- The lifespan of your children and the generations who come after you is – eternal.
Puts it into perspective, doesn’t it?
My mom sent me a link to a podcast several weeks ago that I can’t stop listening to. The podcast is called Nothing is Wasted and is hosted by a guy named Davey Blackburn.
Davey was a pastor in Indiana, married for seven years to a beautiful woman named Amanda, and they had a two-year-old son. When Amanda was pregnant with their second child, she was murdered in an in-home break-in that left her husband, parents, siblings, and church community devastated and reeling.
But what Satan intends for evil, God uses for good. Every single time. Davey is committed to kicking the tail of the enemy by telling how his own story, his family’s story, and others’ stories, while full of pain, can be transformed, healed, and used for good by the power and grace of God. Any of his episodes is highly worth the listen.
But one episode just grabbed me. It is where Davey interviews Amanda’s father who is also a pastor in Indiana. This man did a phenomenal job raising his girl, and while he talks about the immense pain and grief of losing a daughter, he also talks about the tremendous fruit that came from her life.
And he doesn’t say this about himself, but I will – the fruit that was there in Amanda’s life was there in large part because he and his wife stewarded their unique ability well of being Amanda’s parents.
Fruit that I am tasting and eating and enjoying and growing from every time I listen to a podcast episode that came from her life and death. Fruit that came because he and his wife were willing to lay their lives down to prepare their daughter’s soul for eternal relationship and union with God.
Moms (and dads), every board game you and I play, every book we read, every phonogram card we hold up, every spelling list we dictate, every hurt we bandage, every consequence we give, every game we cheer on, every devotional we read, every prayer we pray, every teachable moment we teach, every moment we are present to the goodness and grace of God in the mundane moments and big moments of our children’s lives, eternal fruit is being born and shaped that will outlast us. It will.
As a screensaver on her phone, Amanda Blackburn had this quote: “Perhaps the greatest contribution you have to give this world is not what you do but who you raise.”
It’s so true. And those are the words that have to reign me in and reshape my values, my time, my heart, and my unique abilities every single day.
If you do not have children, or your children are not living the way you would like them to or are praying for them to, don’t despair. Jesus Himself did not have any biological children while He lived and walked on this earth, but He had the most eternally fruitful life of anyone who has ever lived.
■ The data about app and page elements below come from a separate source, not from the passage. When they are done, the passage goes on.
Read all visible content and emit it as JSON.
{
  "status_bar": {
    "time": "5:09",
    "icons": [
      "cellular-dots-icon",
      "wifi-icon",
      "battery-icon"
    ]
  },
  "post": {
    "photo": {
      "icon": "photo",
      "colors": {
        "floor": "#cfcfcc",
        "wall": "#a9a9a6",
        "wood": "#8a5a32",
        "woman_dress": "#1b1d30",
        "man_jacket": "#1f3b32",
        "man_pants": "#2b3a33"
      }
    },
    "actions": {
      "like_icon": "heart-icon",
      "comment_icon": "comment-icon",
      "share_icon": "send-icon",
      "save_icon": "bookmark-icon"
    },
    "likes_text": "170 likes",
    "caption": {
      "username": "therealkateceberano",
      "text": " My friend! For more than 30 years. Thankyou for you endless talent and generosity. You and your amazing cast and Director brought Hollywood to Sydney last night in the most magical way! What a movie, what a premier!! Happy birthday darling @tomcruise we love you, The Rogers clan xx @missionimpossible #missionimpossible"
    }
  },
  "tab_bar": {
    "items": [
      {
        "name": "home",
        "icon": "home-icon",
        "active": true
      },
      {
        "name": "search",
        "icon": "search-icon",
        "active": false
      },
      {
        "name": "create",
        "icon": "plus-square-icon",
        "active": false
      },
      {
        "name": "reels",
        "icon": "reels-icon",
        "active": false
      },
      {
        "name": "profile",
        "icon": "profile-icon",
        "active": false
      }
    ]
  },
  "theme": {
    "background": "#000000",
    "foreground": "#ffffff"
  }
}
The point isn’t if you able to have children or not, or if your children have turned out exactly like you expected or wanted them to. The point is this: if God has given you children, they are there, with you, for God to shape your heart. For you to pour your time, presence, and unique abilities into them and leave the results up to God. He is the great grower of every seed after all. The part that is up to us is the digging, planting, scattering, and staying present to their lives for the seasons we are given with them.
So if you are gifted as a cook, cook. If you are gifted as a writer, write. If you are gifted as an administrator, administrate. If you are gifted as a hostess, host. But if you are given the gift of children, stay present to that very precious gift. When time, season, and margin allows, God will open other doors and give you the peace and the courage to step through them. But until then, go at His pace. Work on His timeline. And don’t listen to the voice in your head that tells you you have to be more. More than “just a mom,” or “just a wife,” or “just at home.” Like I said in the previous post: Hogwash. (It’s a word I have to tell myself daily.) The soil in my home is the most fertile soil I am given to plant, tend to, and watch good seeds grow.
I want to end today as I ended the first post on unique ability:
And might I add – my job as a mom is to tend to the soil of my children’s hearts with the unique abilities I have been given and let the seeds grow.
For more encouragement throughout the week, you can find me on Instagram, @baker.susannah.